GOAL OF THE EXERCISE >> Please give again every entry exactly as it appears, setting aside the pictures.
(MATERIAL FOR THIS EXERCISE Opens)
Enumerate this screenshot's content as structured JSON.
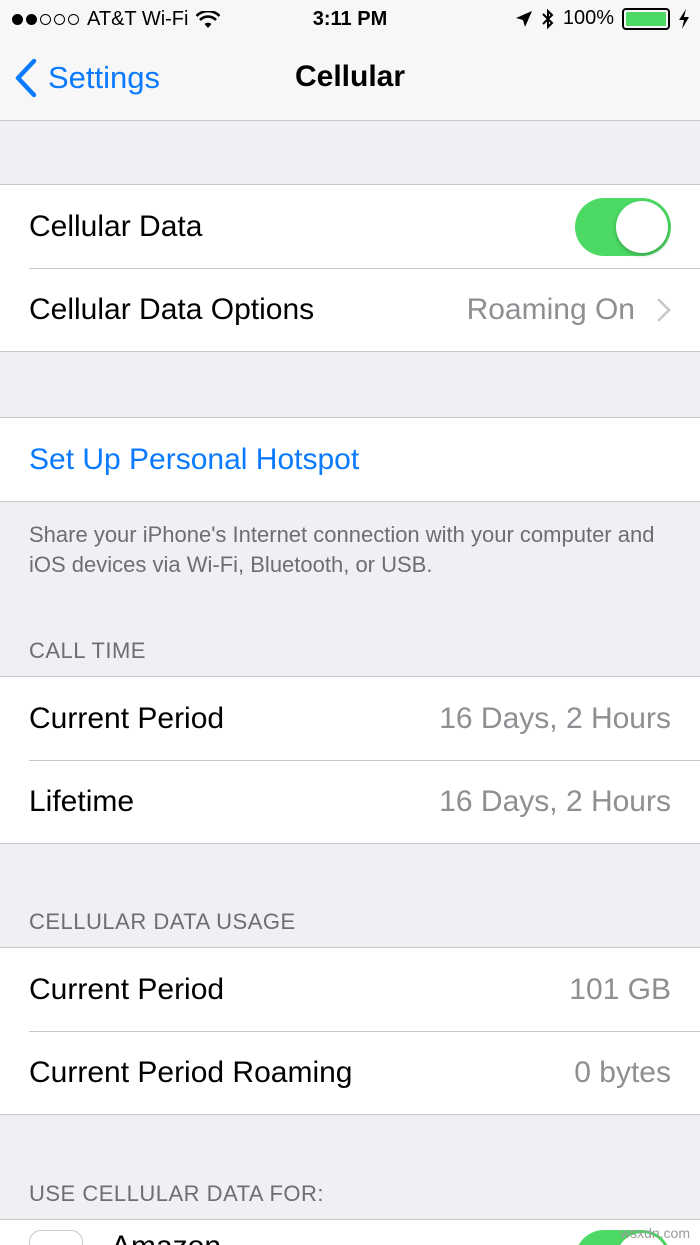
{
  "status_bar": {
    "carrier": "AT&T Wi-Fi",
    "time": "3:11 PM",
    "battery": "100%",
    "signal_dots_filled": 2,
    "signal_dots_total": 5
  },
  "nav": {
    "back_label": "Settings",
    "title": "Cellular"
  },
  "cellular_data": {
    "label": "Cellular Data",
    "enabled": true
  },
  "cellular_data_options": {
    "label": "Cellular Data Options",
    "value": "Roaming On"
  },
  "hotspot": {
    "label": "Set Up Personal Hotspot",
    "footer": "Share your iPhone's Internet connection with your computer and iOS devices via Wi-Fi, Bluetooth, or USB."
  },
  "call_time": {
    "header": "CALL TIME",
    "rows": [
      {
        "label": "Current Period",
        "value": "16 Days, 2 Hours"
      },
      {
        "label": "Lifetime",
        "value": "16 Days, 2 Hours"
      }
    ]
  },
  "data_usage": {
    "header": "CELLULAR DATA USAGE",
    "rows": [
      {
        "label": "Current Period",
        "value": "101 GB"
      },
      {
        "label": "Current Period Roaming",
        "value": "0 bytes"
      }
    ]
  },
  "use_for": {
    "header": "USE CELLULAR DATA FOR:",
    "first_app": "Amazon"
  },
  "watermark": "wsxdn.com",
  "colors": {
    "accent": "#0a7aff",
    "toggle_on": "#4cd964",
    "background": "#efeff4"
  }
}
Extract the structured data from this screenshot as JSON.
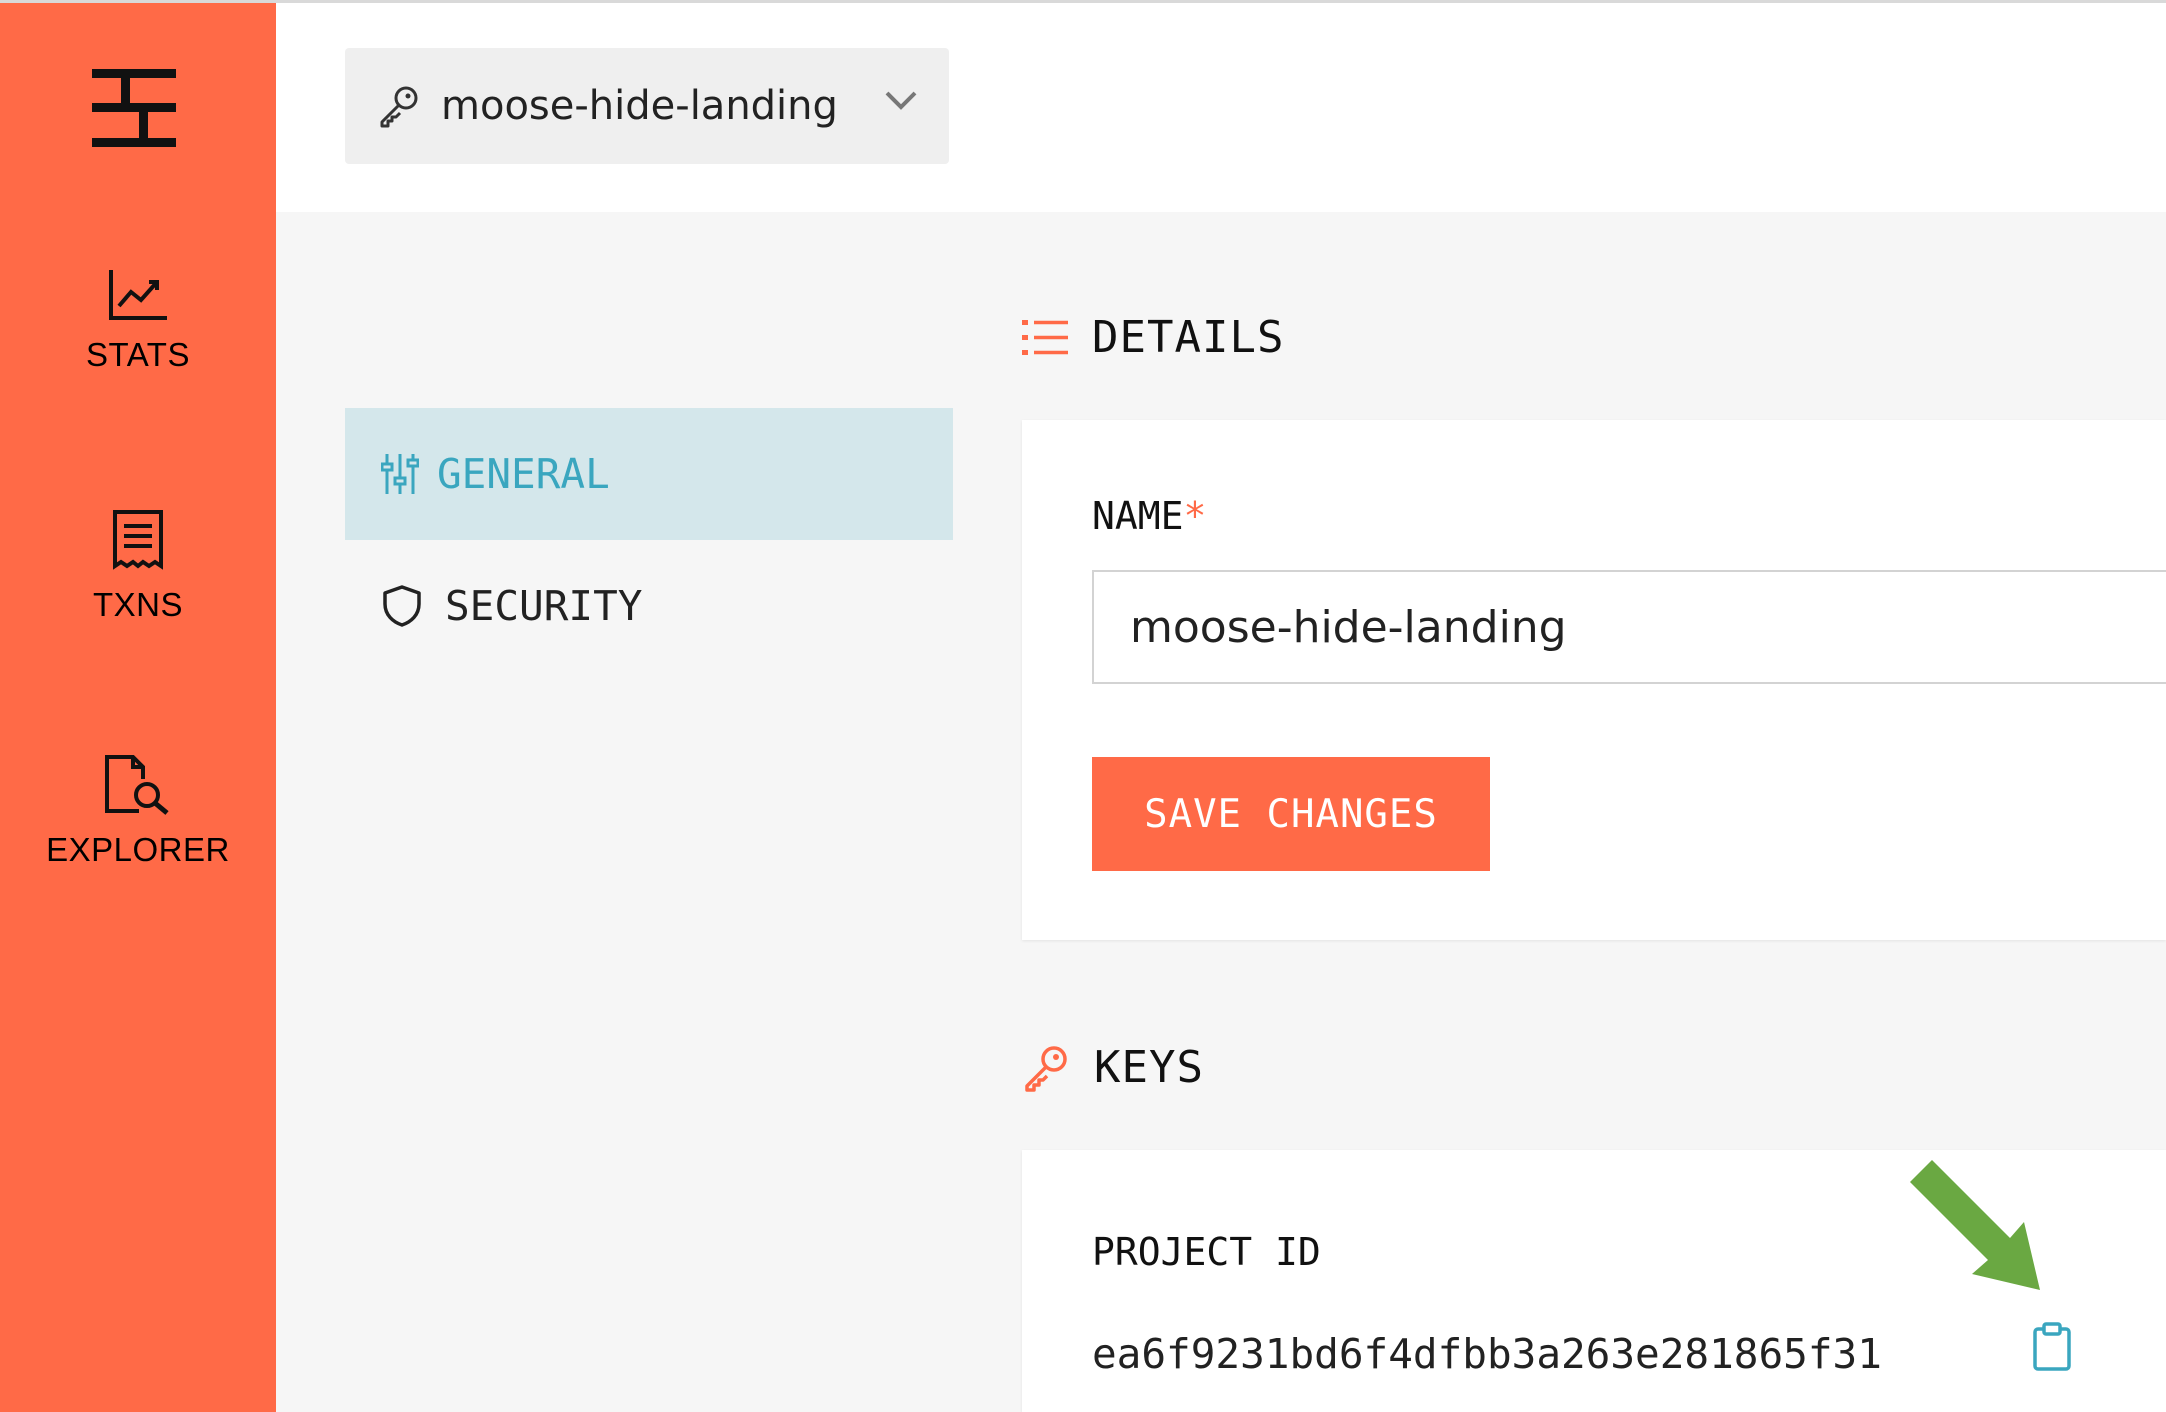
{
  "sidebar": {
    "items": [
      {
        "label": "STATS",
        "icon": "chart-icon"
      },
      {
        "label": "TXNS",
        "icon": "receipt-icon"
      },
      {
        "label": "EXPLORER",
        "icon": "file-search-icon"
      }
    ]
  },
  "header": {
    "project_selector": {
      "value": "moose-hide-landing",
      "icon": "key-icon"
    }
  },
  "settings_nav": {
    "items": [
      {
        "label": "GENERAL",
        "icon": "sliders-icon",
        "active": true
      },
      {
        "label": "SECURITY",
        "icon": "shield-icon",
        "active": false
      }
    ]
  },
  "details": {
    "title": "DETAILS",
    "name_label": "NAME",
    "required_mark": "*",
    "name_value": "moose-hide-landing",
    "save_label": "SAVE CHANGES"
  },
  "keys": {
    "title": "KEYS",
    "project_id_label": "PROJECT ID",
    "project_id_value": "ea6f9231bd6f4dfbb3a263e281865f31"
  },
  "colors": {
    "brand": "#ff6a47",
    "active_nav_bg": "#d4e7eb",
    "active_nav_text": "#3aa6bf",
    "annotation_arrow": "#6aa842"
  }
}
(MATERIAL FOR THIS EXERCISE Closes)
WRITTEN RESPONSE >>
Enumerate this screenshot's content as structured JSON.
{
  "status_bar": {
    "carrier": "AT&T Wi-Fi",
    "time": "3:11 PM",
    "battery": "100%",
    "signal_dots_filled": 2,
    "signal_dots_total": 5
  },
  "nav": {
    "back_label": "Settings",
    "title": "Cellular"
  },
  "cellular_data": {
    "label": "Cellular Data",
    "enabled": true
  },
  "cellular_data_options": {
    "label": "Cellular Data Options",
    "value": "Roaming On"
  },
  "hotspot": {
    "label": "Set Up Personal Hotspot",
    "footer": "Share your iPhone's Internet connection with your computer and iOS devices via Wi-Fi, Bluetooth, or USB."
  },
  "call_time": {
    "header": "CALL TIME",
    "rows": [
      {
        "label": "Current Period",
        "value": "16 Days, 2 Hours"
      },
      {
        "label": "Lifetime",
        "value": "16 Days, 2 Hours"
      }
    ]
  },
  "data_usage": {
    "header": "CELLULAR DATA USAGE",
    "rows": [
      {
        "label": "Current Period",
        "value": "101 GB"
      },
      {
        "label": "Current Period Roaming",
        "value": "0 bytes"
      }
    ]
  },
  "use_for": {
    "header": "USE CELLULAR DATA FOR:",
    "first_app": "Amazon"
  },
  "watermark": "wsxdn.com",
  "colors": {
    "accent": "#0a7aff",
    "toggle_on": "#4cd964",
    "background": "#efeff4"
  }
}
Extract the structured data from this screenshot as JSON.
{
  "sidebar": {
    "items": [
      {
        "label": "STATS",
        "icon": "chart-icon"
      },
      {
        "label": "TXNS",
        "icon": "receipt-icon"
      },
      {
        "label": "EXPLORER",
        "icon": "file-search-icon"
      }
    ]
  },
  "header": {
    "project_selector": {
      "value": "moose-hide-landing",
      "icon": "key-icon"
    }
  },
  "settings_nav": {
    "items": [
      {
        "label": "GENERAL",
        "icon": "sliders-icon",
        "active": true
      },
      {
        "label": "SECURITY",
        "icon": "shield-icon",
        "active": false
      }
    ]
  },
  "details": {
    "title": "DETAILS",
    "name_label": "NAME",
    "required_mark": "*",
    "name_value": "moose-hide-landing",
    "save_label": "SAVE CHANGES"
  },
  "keys": {
    "title": "KEYS",
    "project_id_label": "PROJECT ID",
    "project_id_value": "ea6f9231bd6f4dfbb3a263e281865f31"
  },
  "colors": {
    "brand": "#ff6a47",
    "active_nav_bg": "#d4e7eb",
    "active_nav_text": "#3aa6bf",
    "annotation_arrow": "#6aa842"
  }
}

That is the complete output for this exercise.